RX painkillers drive heroin use in Saugerties

(Will Dendis)

(Will Dendis)

The following article was originally published April 17, 2014. 

The sharp increase in the use of prescription opiates and heroin across the Northeast has not spared Saugerties.

Of the 34 arrested in last week’s drug sweep, five of the seven Saugerties suspects were arrested for opiate possession— two for heroin, three for oxycodone.

“We have definitely seen an increase in opiate addiction here,” says Bill Delaney, program manager of Rehabilitation Support Services, a halfway house in Barclay Heights. “At least half our population is heroin-addicted. Alcohol addiction is second. We saw mostly crack and cocaine in the past, but this past year the amount of people coming in with opiate addiction has become the most significant.”

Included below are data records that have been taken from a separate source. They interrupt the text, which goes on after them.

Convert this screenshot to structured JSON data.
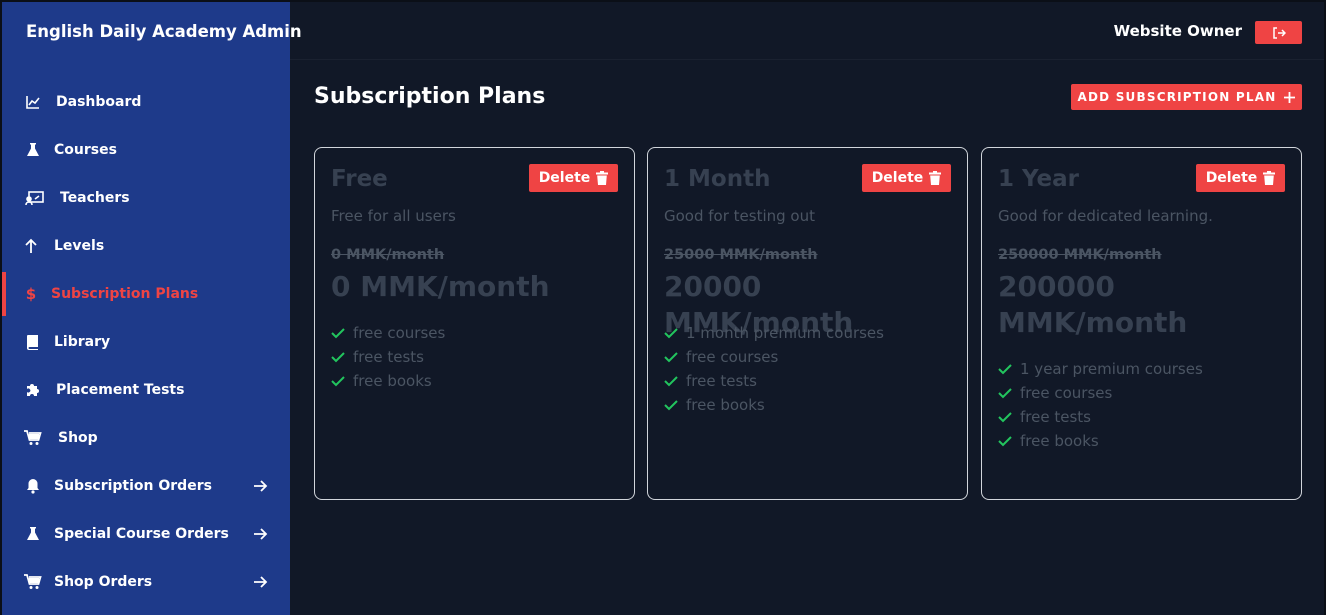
{
  "sidebar": {
    "brand": "English Daily Academy Admin",
    "items": [
      {
        "label": "Dashboard"
      },
      {
        "label": "Courses"
      },
      {
        "label": "Teachers"
      },
      {
        "label": "Levels"
      },
      {
        "label": "Subscription Plans"
      },
      {
        "label": "Library"
      },
      {
        "label": "Placement Tests"
      },
      {
        "label": "Shop"
      },
      {
        "label": "Subscription Orders"
      },
      {
        "label": "Special Course Orders"
      },
      {
        "label": "Shop Orders"
      }
    ]
  },
  "header": {
    "owner": "Website Owner"
  },
  "main": {
    "title": "Subscription Plans",
    "add_label": "ADD SUBSCRIPTION PLAN"
  },
  "plans": [
    {
      "name": "Free",
      "delete_label": "Delete",
      "description": "Free for all users",
      "old_price": "0 MMK/month",
      "price": "0 MMK/month",
      "features": [
        "free courses",
        "free tests",
        "free books"
      ]
    },
    {
      "name": "1 Month",
      "delete_label": "Delete",
      "description": "Good for testing out",
      "old_price": "25000 MMK/month",
      "price": "20000 MMK/month",
      "features": [
        "1 month premium courses",
        "free courses",
        "free tests",
        "free books"
      ]
    },
    {
      "name": "1 Year",
      "delete_label": "Delete",
      "description": "Good for dedicated learning.",
      "old_price": "250000 MMK/month",
      "price": "200000 MMK/month",
      "features": [
        "1 year premium courses",
        "free courses",
        "free tests",
        "free books"
      ]
    }
  ],
  "colors": {
    "sidebar": "#1e3a8a",
    "accent": "#ef4444",
    "background": "#111827",
    "check": "#22c55e"
  }
}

Poll: Has heroin use risen significantly in Saugerties?

One Saugerties resident, “Jennifer,” was willing to tell us her personal story under an assumed name.

“My son [age 19] and his girlfriend were really involved with pills and heroin up until Christmas, when we did an intervention,” she said. “I sent my son out to California to live with his sister. It is of epidemic proportions here in Woodstock and Saugerties.”

Jennifer says that prescription opiates likely led her son to heroin. “I think it starts with kids stealing oxycodone from their parents and then they move on to snorting heroin because it’s so cheap. He didn’t take the pills from me, but a lot of his friends had access to them from parents.”
Delaney says that heroin is often easier to access than pills.

One anonymous recovered user, “Jane,” from the Kingston area, explains how dealing and addiction go hand-in-hand.

“When I used to buy pills, my dealer would always give me the lowdown on whomever we were going to meet up with to buy them from. He was able to get better deals from the people with heroin addictions. At least 75 percent of the people who had prescriptions for painkillers no longer took said meds. They sold their meds to buy heroin.”

In an interview earlier this year, Police Chief Joseph Sinagra said he didn’t believe Saugerties had more or less of a drug problem than neighboring communities, but acknowledged that the area as a whole had seen an increase in recent years. He said the department would be concentrating on the drug issue throughout 2014 and would have more Saugerties-specific information at year’s end.

What should we do?

Those we spoke with — some with direct experience with addiction, others without — felt the solution to the problem would need to include more than enforcement of drug laws.

“I would love to get involved or try to start some kind of local movement of parents and concerned people,” said Jennifer.

Currently, the nearest support group for family members of addicts, Nar-Anon, does not meet any closer than Albany or New Paltz.

Traditional treatment for opiate addiction often involves opiate-replacement with drugs like suboxone and methadone. Saugerties resident Brandy Berndt says it’s not enough. “I have experienced firsthand individuals battling opiate addiction,” she said. “Rehab facilities replace their addiction to opiates with yet another highly addictive treatment. They need to spend more time rehabilitating individuals in order to live a clean life (sober living facilities, proper counseling, etc).”

Saugerties resident Marjorie Block said more mental health services should be available because many addicts are self-medicating.

West Saugerties resident Stephanie Todd disagrees. “I do not think the two (mental health and addiction) are necessarily connected, although there is probably some overlap. Correlation isn’t causation.” Todd agrees that education, in the form of “increased awareness” is important. She also calls for a public health outreach initiative that includes clean needle exchanges for those that inject heroin.

Saugerties resident Sarah Dahman works at a substance abuse rehabilitation facility. She also recently lost a 23-year-old relative to a heroin overdose. Dahman thinks the stigma around addiction needs to be lifted and that a cultural shift needs to happen that recognizes addiction as a disease like any other.

“I think it would really benefit Saugerties to develop a stronger relationship with Family of Woodstock,” she said. “They have walk-in centers in Kingston, Woodstock, New Paltz, and Ellenville, but not Saugerties.”

Resident Heather Scarselli Dodd believes if more people with addiction tell their stories it will help to deter others from picking up an addiction.